As a portable video library, the Classic has taken a step forward, with progressive-scan output now possible through a Component AV Cable available for purchase separately. According to Apple, the 160GB model can hold up to 200 hours of video at 640 by 480 resolution using either H.264 or MPEG-4 compression.
The Classic's rated battery life also receives a significant boost over that of the previous generation. The 160GB model clocks in at up to 40 hours of audio playback or 7 hours of video, according to Apple. (The 80GB model is rated at 30 hours of audio and 5 hours of video.) Again, we'll update this review once our own battery tests are complete.
Accessories: Are any left?
Continuing a long-standing trend with iPod updates, the Classic's box contains a little less than the previous player's did. (Remember when these things shipped with their own dock?) The casualty this time around: No more carrying case. I know, right? You're canceling your order this very moment, aren't you?
Seriously, though, standard iPod earbuds and a USB cable are the only things rounding out the package.
What to do with all that space
Anyone looking to replace an older MP3 player should at least consider the 80GB iPod Classic. It's thin and well designed -- and, at $249 for an 80GB player, few competitors can match its value.

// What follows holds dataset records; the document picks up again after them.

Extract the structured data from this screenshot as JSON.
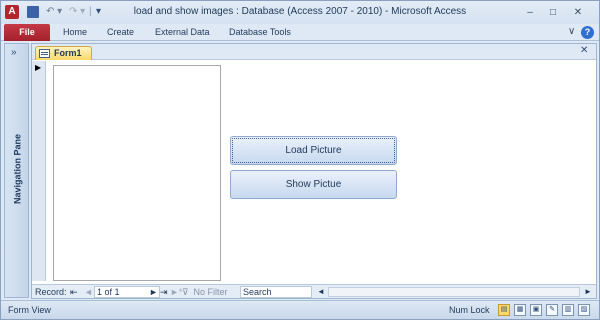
{
  "titlebar": {
    "app_icon": "A",
    "title": "load and show images : Database (Access 2007 - 2010)  -  Microsoft Access",
    "qat": [
      "save-icon",
      "undo-icon",
      "redo-icon",
      "customize-icon"
    ],
    "controls": {
      "minimize": "–",
      "maximize": "□",
      "close": "✕"
    }
  },
  "ribbon": {
    "file_tab": "File",
    "tabs": [
      "Home",
      "Create",
      "External Data",
      "Database Tools"
    ],
    "collapse_glyph": "∨",
    "help_glyph": "?"
  },
  "nav_pane": {
    "toggle": "»",
    "label": "Navigation Pane"
  },
  "document": {
    "tab_label": "Form1",
    "close_glyph": "✕",
    "record_selector": "▶"
  },
  "form": {
    "load_button": "Load Picture",
    "show_button": "Show Pictue"
  },
  "record_nav": {
    "label": "Record:",
    "first": "⇤",
    "prev": "◄",
    "position": "1 of 1",
    "next": "►",
    "last": "⇥",
    "new": "►*",
    "filter_label": "No Filter",
    "search_placeholder": "Search",
    "scroll_left": "◄",
    "scroll_right": "►"
  },
  "statusbar": {
    "view": "Form View",
    "numlock": "Num Lock",
    "view_buttons": [
      "form-view-icon",
      "datasheet-view-icon",
      "layout-view-icon",
      "design-view-icon",
      "pivottable-view-icon",
      "pivotchart-view-icon"
    ]
  },
  "colors": {
    "accent": "#b3262e",
    "active_tab": "#fbd868",
    "window": "#dfe9f5"
  }
}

Creative's 60GB Zen Vision:M currently lists for $250, for example.
If you already have a fairly current player like my 80GB video iPod, your choice is a bit more complicated. With 54GB of music compressed at around 256 kilobits per second, I already have a pretty large library on my iPod. But even adding a few video files and photos to the mix still leaves me with plenty of space on the player. I like gratuitous technology purchases as much as the next guy, but I'm still left wondering what I'd do with that extra 80GB.
I suppose I could re-rip most of my music in Apple Lossless. A 160GB player holds 600 CDs' worth of lossless-compressed tunes, more than enough space for my non-eMusic recordings. Still, I've done the tests before, and even on much better stereo equipment than I could afford, I can't always tell the difference between 256-kbps MP3s and lossless compression. On an iPod's DAC and even high-end in-ear headphones, that difference disappears completely.
So what about video? I'd think seriously about ripping more of my, uh, home movies on DVD, if I hadn't seen the iPhone and the iPod Touch already. Does anyone want to bet that Apple won't be bringing out a touch-based, wide-screen player with some serious storage in the near future? So why spring for the extra video storage now?
And that, I guess, is my bottom line on the iPod Classic: It's a great update, but I can't see any reason to buy one if you aren't already running out of storage on your current player. Apple made me think hard about it, though.